The GOP's Rainbow Coalition
The RNC's speakers are racially diverse, but don't expect the audience to reflect the lineup.
(The Root) -- As the Republican National Convention kicks off in Tampa, Fla., there are a few things you can bet on: a red, white and blue decorating theme, endless repetition of the term "Obamacare" followed by a chorus of jeers and a diverse parade of speakers making the case for the GOP team of Mitt Romney and Paul Ryan.
That rainbow coalition of onstage GOP stars is scheduled to include in part: Condoleezza Rice, the former secretary of state whose boss, George W. Bush, is conspicuously absent from the proceedings; Mia Love, an African-American Mormon from Utah who is running for a U.S. congressional seat; Florida Sen. Marco Rubio, a purported finalist to join Romney on the ticket before Ryan was named to the second spot; a gubernatorial trio of Nevada's Brian Sandoval, New Mexico's Susana Martinez and South Carolina's Nikki Haley; and Artur Davis -- an African-American former Alabama officeholder, Democrat and Obama supporter -- who is a chief talking point for Republicans challenged on their diversity bona fides. (Missing is a favored son businessman Herman Cain, who rose high before flaming out during primary season.)
But it's doubtful that the multiethnic tableau will be duplicated in the sea of delegates shouting "USA, USA." That's been the case for years at conservative gatherings where -- despite featuring the song stylings of a Chaka Khan (at the 2000 convention) or the occasional gospel choir -- minorities, particularly African Americans, are also greatly in the minority. As a journalist, I've noticed how the modern-day vision of the party of Lincoln has failed to attract voters in an America that is increasingly nonwhite.
A new NBC News-Wall Street Journal poll has President Barack Obama beating Romney 94 percent to 0 percent among black voters, and that is not a typo. It's a more extreme version of an advantage Democrats have built since the party's support of civil rights legislation in the 1960s and the adoption of the Republican "Southern strategy" that welcomed disaffected white voters.
Republicans have done some outreach, and Romney has hired a black communications adviser. But the presumptive GOP nominee got mixed reviews and reactions for an address before the NAACP when he promised to repeal "Obamacare," then quickly followed it with a speech to his base in Montana, warning about people who want "free stuff."
Ryan's austere budget proposals with cuts to social safety-net programs, as well as what looks like organized voter-ID efforts by mostly Republican-controlled state legislatures that disproportionately affect minorities, the elderly and the poor, are policy decisions that have made many black voters skeptical about the sincerity of the GOP's big-tent goals.

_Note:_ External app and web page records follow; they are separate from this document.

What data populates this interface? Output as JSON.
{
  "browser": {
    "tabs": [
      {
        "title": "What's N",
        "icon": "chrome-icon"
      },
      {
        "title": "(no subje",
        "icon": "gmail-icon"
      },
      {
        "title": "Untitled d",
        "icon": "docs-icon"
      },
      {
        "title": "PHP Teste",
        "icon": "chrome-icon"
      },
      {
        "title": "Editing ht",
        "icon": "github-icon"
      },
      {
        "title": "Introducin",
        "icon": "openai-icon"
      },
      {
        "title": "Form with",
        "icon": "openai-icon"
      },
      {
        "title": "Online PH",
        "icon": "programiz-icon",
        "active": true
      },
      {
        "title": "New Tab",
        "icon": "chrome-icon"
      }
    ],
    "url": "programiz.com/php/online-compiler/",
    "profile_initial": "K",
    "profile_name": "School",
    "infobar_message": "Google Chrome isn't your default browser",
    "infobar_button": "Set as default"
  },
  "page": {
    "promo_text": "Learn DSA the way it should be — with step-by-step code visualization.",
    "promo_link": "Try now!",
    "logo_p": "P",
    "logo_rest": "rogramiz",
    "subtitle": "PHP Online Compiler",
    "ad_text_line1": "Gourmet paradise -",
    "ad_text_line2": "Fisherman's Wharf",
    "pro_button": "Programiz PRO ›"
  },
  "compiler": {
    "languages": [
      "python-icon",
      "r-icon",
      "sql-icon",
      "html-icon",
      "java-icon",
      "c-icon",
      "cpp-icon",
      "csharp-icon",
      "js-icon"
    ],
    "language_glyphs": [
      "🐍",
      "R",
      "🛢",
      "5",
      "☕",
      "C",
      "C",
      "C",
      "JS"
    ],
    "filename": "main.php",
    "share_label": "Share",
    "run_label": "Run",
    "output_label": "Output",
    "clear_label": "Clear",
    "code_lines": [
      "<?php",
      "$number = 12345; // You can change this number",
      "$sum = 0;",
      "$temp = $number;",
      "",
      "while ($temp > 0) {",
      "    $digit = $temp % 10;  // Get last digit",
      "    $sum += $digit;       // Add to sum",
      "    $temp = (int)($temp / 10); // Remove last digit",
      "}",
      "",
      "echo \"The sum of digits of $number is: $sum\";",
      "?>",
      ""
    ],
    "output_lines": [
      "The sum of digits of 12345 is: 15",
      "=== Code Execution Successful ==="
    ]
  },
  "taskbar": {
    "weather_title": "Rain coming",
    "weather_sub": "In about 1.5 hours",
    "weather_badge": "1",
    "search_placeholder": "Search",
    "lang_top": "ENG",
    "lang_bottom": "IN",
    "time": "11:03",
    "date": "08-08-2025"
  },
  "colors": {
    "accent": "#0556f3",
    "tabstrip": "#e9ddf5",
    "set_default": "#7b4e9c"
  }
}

This year's platform committee has endorsed those voter-ID rules, although Clarence Mingo, an African-American delegate from Ohio, "expressed some concern over the way the GOP presented its support for voter ID, saying it was necessary to 'demonstrate sincerity' that the issue was not about 'political gain,' " according to the Huffington Post.
Still, keeping up appearances is a ritual. Go to a conservative event and there will always be at least one black person on the stage, visible in every photo op of the candidate or speaker, as there was at a recent Romney-Ryan event in Mooresville, N.C.
What usually happens to me happened there, when a reporter, looking for a black Romney fan, started asking me questions. It's always the same, whether it's at the national Tea Party conference in Nashville or an NRA annual meeting in Charlotte, N.C. -- a hopeful look of discovery followed by disappointment when I reveal I'm just a reporter, too.